When the Docklands Lacrosse Apartment Building Fire erupted in November 2014 the photos of the firestorm suggested there was something very strange and wrong.
The subsequent investigation conducted by the Metropolitan fire brigade which concluded at the end of April 2015 confirmed the fire emanated from a cigarette butt left in rubbish that ignited the exterior decorative panels because they were in fact highly inflammable, and were the very reason the fire shot from balcony to balcony as it raced to the 21st level within four minutes.
It does not appear conceivable that these exterior panels could burn in such a manner as the company that manufactures them in China produces some six million square metres of them annually. It appears they are fitted to many new buildings in Europe and no one knows how many buildings are fitted with them in Australia.
A fire of this nature generates interest and research, and we now find similar fires involving the same cladding panels have occurred overseas in past years that have resulted in the loss of life and serious injury. We can only be thankful no one was hurt as a result of this spectacular Docklands fire. However, it has displaced hundreds of residents that have no idea of when they may be able to return to their homes.
The MFB report found the start of the fire was accidental, however the resulting outcome could not be considered accidental as the alucobest panels simply erupted in flames in a manner that can only be considered a firestorm.
There is no doubt something like this could happen again, as there is considerable history overseas over the past few years and even as recently as February this year when the Dubai Marina Torch apartment building caught fire through a barbecue or shisha coal left out on one of the buildings balconies.
The Torch building is a “super-tall” structure of 86 floors and the fire raced up the building in the same way as the Docklands fire. The blaze was fuelled by non-fire retardant external cladding the same or similar to the Docklands Lacrosse apartment building fire late last year.
According to engineers, when these decorative panels are installed they are fixed on a grid that stands them off the main structure and allows the fire to burn on both sides. Consequently the fire is intense and very fast.
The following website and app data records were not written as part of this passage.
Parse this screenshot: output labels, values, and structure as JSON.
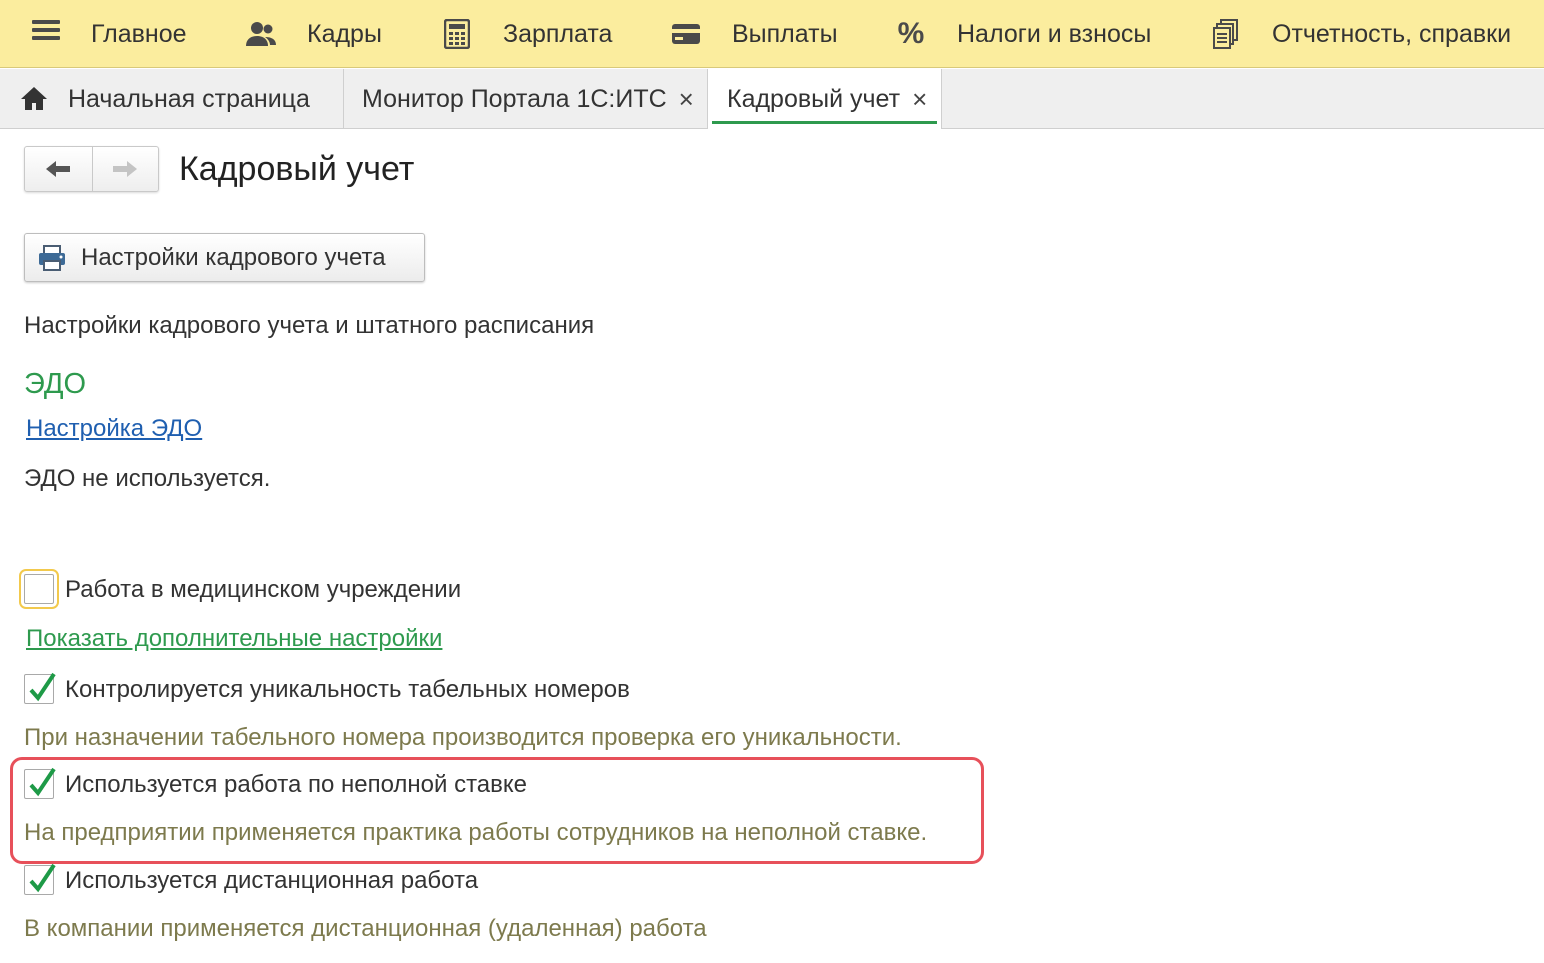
{
  "topbar": {
    "items": [
      {
        "label": "Главное",
        "icon": "menu-icon"
      },
      {
        "label": "Кадры",
        "icon": "people-icon"
      },
      {
        "label": "Зарплата",
        "icon": "calculator-icon"
      },
      {
        "label": "Выплаты",
        "icon": "card-icon"
      },
      {
        "label": "Налоги и взносы",
        "icon": "percent-icon"
      },
      {
        "label": "Отчетность, справки",
        "icon": "documents-icon"
      }
    ]
  },
  "tabs": [
    {
      "label": "Начальная страница",
      "icon": "home-icon"
    },
    {
      "label": "Монитор Портала 1С:ИТС",
      "close": "×"
    },
    {
      "label": "Кадровый учет",
      "close": "×",
      "active": true
    }
  ],
  "page": {
    "title": "Кадровый учет",
    "settings_button": "Настройки кадрового учета",
    "description": "Настройки кадрового учета и штатного расписания",
    "edo": {
      "title": "ЭДО",
      "link": "Настройка ЭДО",
      "status": "ЭДО не используется."
    },
    "medical": {
      "label": "Работа в медицинском учреждении",
      "checked": false
    },
    "more_link": "Показать дополнительные настройки",
    "options": [
      {
        "label": "Контролируется уникальность табельных номеров",
        "hint": "При назначении табельного номера производится проверка его уникальности.",
        "checked": true
      },
      {
        "label": "Используется работа по неполной ставке",
        "hint": "На предприятии применяется практика работы сотрудников на неполной ставке.",
        "checked": true
      },
      {
        "label": "Используется дистанционная работа",
        "hint": "В компании применяется дистанционная (удаленная) работа",
        "checked": true
      }
    ]
  },
  "colors": {
    "topbar_bg": "#fbed9e",
    "accent_green": "#2e9a4e",
    "link_blue": "#1f5fb0",
    "hint_text": "#7d7a4d",
    "highlight_red": "#e7505a"
  }
}
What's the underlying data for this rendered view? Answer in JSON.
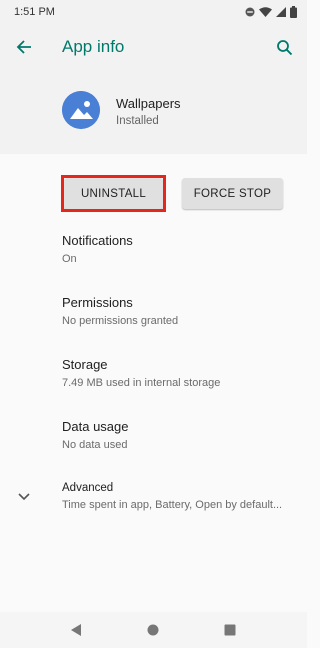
{
  "status_bar": {
    "time": "1:51 PM"
  },
  "header": {
    "title": "App info"
  },
  "app": {
    "name": "Wallpapers",
    "status": "Installed"
  },
  "buttons": {
    "uninstall": "UNINSTALL",
    "force_stop": "FORCE STOP"
  },
  "preferences": [
    {
      "title": "Notifications",
      "summary": "On"
    },
    {
      "title": "Permissions",
      "summary": "No permissions granted"
    },
    {
      "title": "Storage",
      "summary": "7.49 MB used in internal storage"
    },
    {
      "title": "Data usage",
      "summary": "No data used"
    },
    {
      "title": "Advanced",
      "summary": "Time spent in app, Battery, Open by default..."
    }
  ],
  "colors": {
    "accent": "#00796b",
    "highlight": "#e4261c",
    "app_icon": "#4a7fd6"
  },
  "icons": [
    "back-arrow-icon",
    "search-icon",
    "wallpapers-app-icon",
    "chevron-down-icon",
    "nav-back-icon",
    "nav-home-icon",
    "nav-recents-icon"
  ]
}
One overseas engineer has compared the amount of flammable material contained in the cladding of a large building fitted with this type of composite panel to that of a tanker delivering petrol to a filling station.
It would appear the Fire Protection Research Foundation has funded a research project conducted in Melbourne titled Fire Hazards of exterior Wall Assemblies containing Combustible Components. This document was researched both here in Australia and overseas, where it listed many fires in apartment towers fuelled by aluminium composite panels.
Its content reveals many statistics including those of civilian deaths and injuries. It also cites the number of fires (which number in the thousands) that are directly linked to exterior wall fires such as the Docklands fire. The cost of the property damage from these fires is in the hundreds of millions of dollars.
The research went back to 2003 in NSW and 2005 in New Zealand. In 2005 there were 95 exterior wall fires in NSW and 290 in New Zealand.
Clearly authorities in Australia would be well aware of the flammable wall cladding issue, but they appear to have been mute on the subject.
Adding further fuel to the fire is the Infinity Electrical Cable recall revolving around electrical cable sold by the Masters outlets that was found to be faulty as its casing would harden with exposure to heat and crumble to expose live wires.
The authorities, including the ACCC, are pursuing the importers which is a lost cause as they are now in liquidation. The manufacturer in China is too difficult a target according to the authorities.
While obviously many products are manufactured to our standards and are fit for our purposes, there is also the risk of products that don’t meet our compliance criteria but appear to land on our shores without the checks and balances, as with the Alucobest panels installed on the Docklands apartment building.
The government suggests China has become our greatest trading partner and embraces continuing and ongoing trade with that country. This can be mutually beneficial, but lessons should be learned and we should be mindful that not everything that comes out of China is necessarily good for Australia.
So who pays for an event such as the Docklands fire?
The Victorian regulator the VBA is unaware of the extent of the use of non-compliant materials and has requested assistance from the state’s builders to target buildings with the Alucobest product.
Overseas, the authorities are looking to the body corporate agents, developers, builders, surveyors, engineers, and architects to shoulder blame while they increase the compliance regime to counter the risk of further fires.
The insurers of these buildings are also seeking compensation from the same entities and when compliance is escalated, the insurer will only reinstate to the compliance level that existed when they first provided the cover.
It would appear many buildings that have suffered these fires may never be rebuilt or it may be years before the litigation settles and those accountable are targeted and possibly made responsible.
In the meantime, it is the consumer – who has purchased a seemingly compliant apartment – who is left out in the cold, bewildered, confused, with no idea of what to do or how to resolve their circumstances.
The building industry itself has a lot to answer for, but the majority of the blame can be placed squarely at the feet of the regulator who is charged with the responsibility of regulating our industry and ensuring compliance.
Be mindful as it is the builders of the industry that fund the regulator and the compliance, and the previous Building Commission was directly responsible for a dramatic decline in basic standards and quality of buildings. The new Victorian Building Authority is still finding its way but collectively they have failed their duty of care.
The building industry, compliance, and regulation must dramatically improve before we have a real disaster.
As an industry we can and must do better!